Only a number is wanted here, namely how many lines of the data contain the string "this".

*** Block opens ***

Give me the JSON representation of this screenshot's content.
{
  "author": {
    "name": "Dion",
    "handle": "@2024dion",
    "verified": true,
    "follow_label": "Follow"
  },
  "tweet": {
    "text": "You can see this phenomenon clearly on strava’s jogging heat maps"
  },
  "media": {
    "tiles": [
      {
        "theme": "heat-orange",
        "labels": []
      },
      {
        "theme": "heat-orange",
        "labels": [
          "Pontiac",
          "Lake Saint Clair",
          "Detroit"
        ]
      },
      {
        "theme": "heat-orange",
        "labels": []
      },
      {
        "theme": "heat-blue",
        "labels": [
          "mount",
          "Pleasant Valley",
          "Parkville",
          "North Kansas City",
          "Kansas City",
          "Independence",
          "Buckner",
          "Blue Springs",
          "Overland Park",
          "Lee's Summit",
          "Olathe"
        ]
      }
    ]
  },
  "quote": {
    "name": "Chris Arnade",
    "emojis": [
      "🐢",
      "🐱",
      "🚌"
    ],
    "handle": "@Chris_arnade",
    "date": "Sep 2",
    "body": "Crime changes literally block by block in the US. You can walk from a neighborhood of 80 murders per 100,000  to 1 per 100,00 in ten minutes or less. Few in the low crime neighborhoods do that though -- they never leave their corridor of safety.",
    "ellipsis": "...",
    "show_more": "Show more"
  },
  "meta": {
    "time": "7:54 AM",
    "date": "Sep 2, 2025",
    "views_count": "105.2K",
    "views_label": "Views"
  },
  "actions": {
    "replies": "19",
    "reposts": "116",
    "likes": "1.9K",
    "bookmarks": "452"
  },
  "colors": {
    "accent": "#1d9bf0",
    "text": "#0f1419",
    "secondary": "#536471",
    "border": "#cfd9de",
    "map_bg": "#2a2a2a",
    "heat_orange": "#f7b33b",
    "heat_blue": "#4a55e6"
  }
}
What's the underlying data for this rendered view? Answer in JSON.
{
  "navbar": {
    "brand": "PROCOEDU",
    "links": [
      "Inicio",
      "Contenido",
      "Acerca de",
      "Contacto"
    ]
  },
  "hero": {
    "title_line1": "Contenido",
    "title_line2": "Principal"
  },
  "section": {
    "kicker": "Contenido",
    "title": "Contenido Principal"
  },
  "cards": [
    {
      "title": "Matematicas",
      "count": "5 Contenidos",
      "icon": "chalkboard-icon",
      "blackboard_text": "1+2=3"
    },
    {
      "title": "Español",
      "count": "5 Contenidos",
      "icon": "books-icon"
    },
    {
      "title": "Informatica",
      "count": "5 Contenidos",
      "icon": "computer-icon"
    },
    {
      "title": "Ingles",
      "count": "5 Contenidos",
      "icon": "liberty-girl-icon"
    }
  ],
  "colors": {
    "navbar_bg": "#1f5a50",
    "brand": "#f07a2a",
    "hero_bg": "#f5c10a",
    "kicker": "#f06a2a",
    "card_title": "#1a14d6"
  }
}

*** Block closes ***

ANSWER AREA: 3